§ **Extracted information**:
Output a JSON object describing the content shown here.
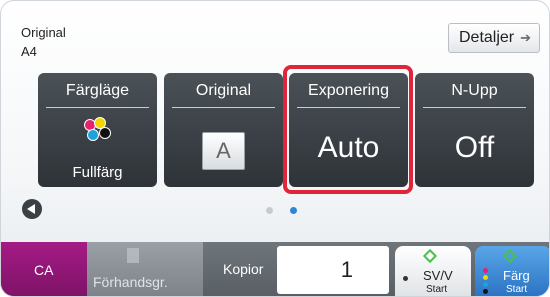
{
  "header": {
    "original_label": "Original",
    "paper_size": "A4",
    "details_button": "Detaljer"
  },
  "tiles": [
    {
      "title": "Färgläge",
      "value": "Fullfärg"
    },
    {
      "title": "Original",
      "value": "A"
    },
    {
      "title": "Exponering",
      "value": "Auto",
      "selected": true
    },
    {
      "title": "N-Upp",
      "value": "Off"
    }
  ],
  "colors": {
    "highlight": "#e0243a",
    "tile_bg": "#3b4046",
    "ca_bg": "#8f1776",
    "color_start_bg": "#3b8ad6"
  },
  "bottom": {
    "ca": "CA",
    "preview": "Förhandsgr.",
    "copies_label": "Kopior",
    "copies_value": "1",
    "mono_start_main": "SV/V",
    "mono_start_sub": "Start",
    "color_start_main": "Färg",
    "color_start_sub": "Start"
  },
  "pagination": {
    "page_count": 2,
    "active_page": 2
  }
}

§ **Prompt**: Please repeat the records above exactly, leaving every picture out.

§ **Written answer**:
Output a JSON object describing the content shown here.
{
  "header": {
    "original_label": "Original",
    "paper_size": "A4",
    "details_button": "Detaljer"
  },
  "tiles": [
    {
      "title": "Färgläge",
      "value": "Fullfärg"
    },
    {
      "title": "Original",
      "value": "A"
    },
    {
      "title": "Exponering",
      "value": "Auto",
      "selected": true
    },
    {
      "title": "N-Upp",
      "value": "Off"
    }
  ],
  "colors": {
    "highlight": "#e0243a",
    "tile_bg": "#3b4046",
    "ca_bg": "#8f1776",
    "color_start_bg": "#3b8ad6"
  },
  "bottom": {
    "ca": "CA",
    "preview": "Förhandsgr.",
    "copies_label": "Kopior",
    "copies_value": "1",
    "mono_start_main": "SV/V",
    "mono_start_sub": "Start",
    "color_start_main": "Färg",
    "color_start_sub": "Start"
  },
  "pagination": {
    "page_count": 2,
    "active_page": 2
  }
}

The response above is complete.